Fiji is a constitutional republic. In 2018 the country held general elections, which international observers deemed free, transparent, and credible. Josaia Voreqe (Frank) Bainimarama’s Fiji First party won 27 of 51 seats in parliament, and he began a second four-year term as prime minister.
The Fiji Police Force maintains internal security. The Republic of Fiji Military Force is responsible for external security but can be assigned some domestic security responsibilities in specific circumstances. Although the police report to the Ministry of Defense, National Security, and Policing, the military does not. It is subordinate only to the president as commander in chief. Within the limits of the law, civilian authorities maintained effective control over the security forces. There were credible reports that members of the security forces committed numerous abuses.
Significant human rights issues included credible reports of: cruel, inhuman, or degrading treatment by government agents; serious restrictions on free expression and media, including censorship; substantial interference with the freedom of peaceful assembly; and trafficking in persons.

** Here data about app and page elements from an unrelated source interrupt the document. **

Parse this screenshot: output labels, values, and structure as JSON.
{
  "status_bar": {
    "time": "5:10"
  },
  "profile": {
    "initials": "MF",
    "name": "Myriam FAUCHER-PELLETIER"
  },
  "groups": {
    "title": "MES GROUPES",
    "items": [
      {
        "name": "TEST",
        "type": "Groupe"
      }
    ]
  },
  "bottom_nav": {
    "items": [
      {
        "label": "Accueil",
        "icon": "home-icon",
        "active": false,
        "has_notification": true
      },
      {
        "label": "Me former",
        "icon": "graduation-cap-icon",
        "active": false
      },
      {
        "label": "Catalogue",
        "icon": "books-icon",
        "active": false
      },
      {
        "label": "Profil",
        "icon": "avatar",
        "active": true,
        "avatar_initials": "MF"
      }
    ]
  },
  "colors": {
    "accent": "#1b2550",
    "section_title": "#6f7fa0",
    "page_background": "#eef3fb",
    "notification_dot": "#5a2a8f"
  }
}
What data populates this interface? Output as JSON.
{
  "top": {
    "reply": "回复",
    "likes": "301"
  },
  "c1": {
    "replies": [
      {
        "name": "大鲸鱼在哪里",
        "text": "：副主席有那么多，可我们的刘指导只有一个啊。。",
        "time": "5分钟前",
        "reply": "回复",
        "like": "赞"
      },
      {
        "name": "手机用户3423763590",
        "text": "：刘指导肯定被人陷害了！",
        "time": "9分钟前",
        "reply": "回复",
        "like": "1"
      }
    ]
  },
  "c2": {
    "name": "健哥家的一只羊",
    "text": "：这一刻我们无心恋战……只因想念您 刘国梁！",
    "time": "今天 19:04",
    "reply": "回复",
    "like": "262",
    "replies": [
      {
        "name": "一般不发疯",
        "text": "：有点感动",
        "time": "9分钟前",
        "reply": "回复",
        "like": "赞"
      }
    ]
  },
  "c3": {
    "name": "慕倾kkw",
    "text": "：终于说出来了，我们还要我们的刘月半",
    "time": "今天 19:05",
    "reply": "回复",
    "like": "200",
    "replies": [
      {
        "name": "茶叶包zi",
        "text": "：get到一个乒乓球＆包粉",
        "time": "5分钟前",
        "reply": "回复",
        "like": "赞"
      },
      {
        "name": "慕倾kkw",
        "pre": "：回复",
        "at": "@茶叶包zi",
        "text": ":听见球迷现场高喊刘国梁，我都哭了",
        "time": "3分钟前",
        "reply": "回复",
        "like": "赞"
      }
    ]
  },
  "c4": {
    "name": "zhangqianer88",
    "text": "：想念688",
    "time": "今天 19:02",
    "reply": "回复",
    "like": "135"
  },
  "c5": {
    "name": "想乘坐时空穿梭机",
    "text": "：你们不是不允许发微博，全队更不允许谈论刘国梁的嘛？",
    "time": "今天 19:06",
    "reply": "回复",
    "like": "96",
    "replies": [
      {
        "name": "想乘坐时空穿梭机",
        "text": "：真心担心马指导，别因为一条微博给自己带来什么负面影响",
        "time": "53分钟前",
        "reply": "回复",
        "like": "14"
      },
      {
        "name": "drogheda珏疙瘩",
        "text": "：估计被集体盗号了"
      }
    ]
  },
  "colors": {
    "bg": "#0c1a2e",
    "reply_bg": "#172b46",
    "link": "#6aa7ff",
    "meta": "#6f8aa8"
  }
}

The government investigated some security force officials who committed abuses and prosecuted or punished officials who committed abuses elsewhere in the government; however, impunity was a problem in cases with political implications.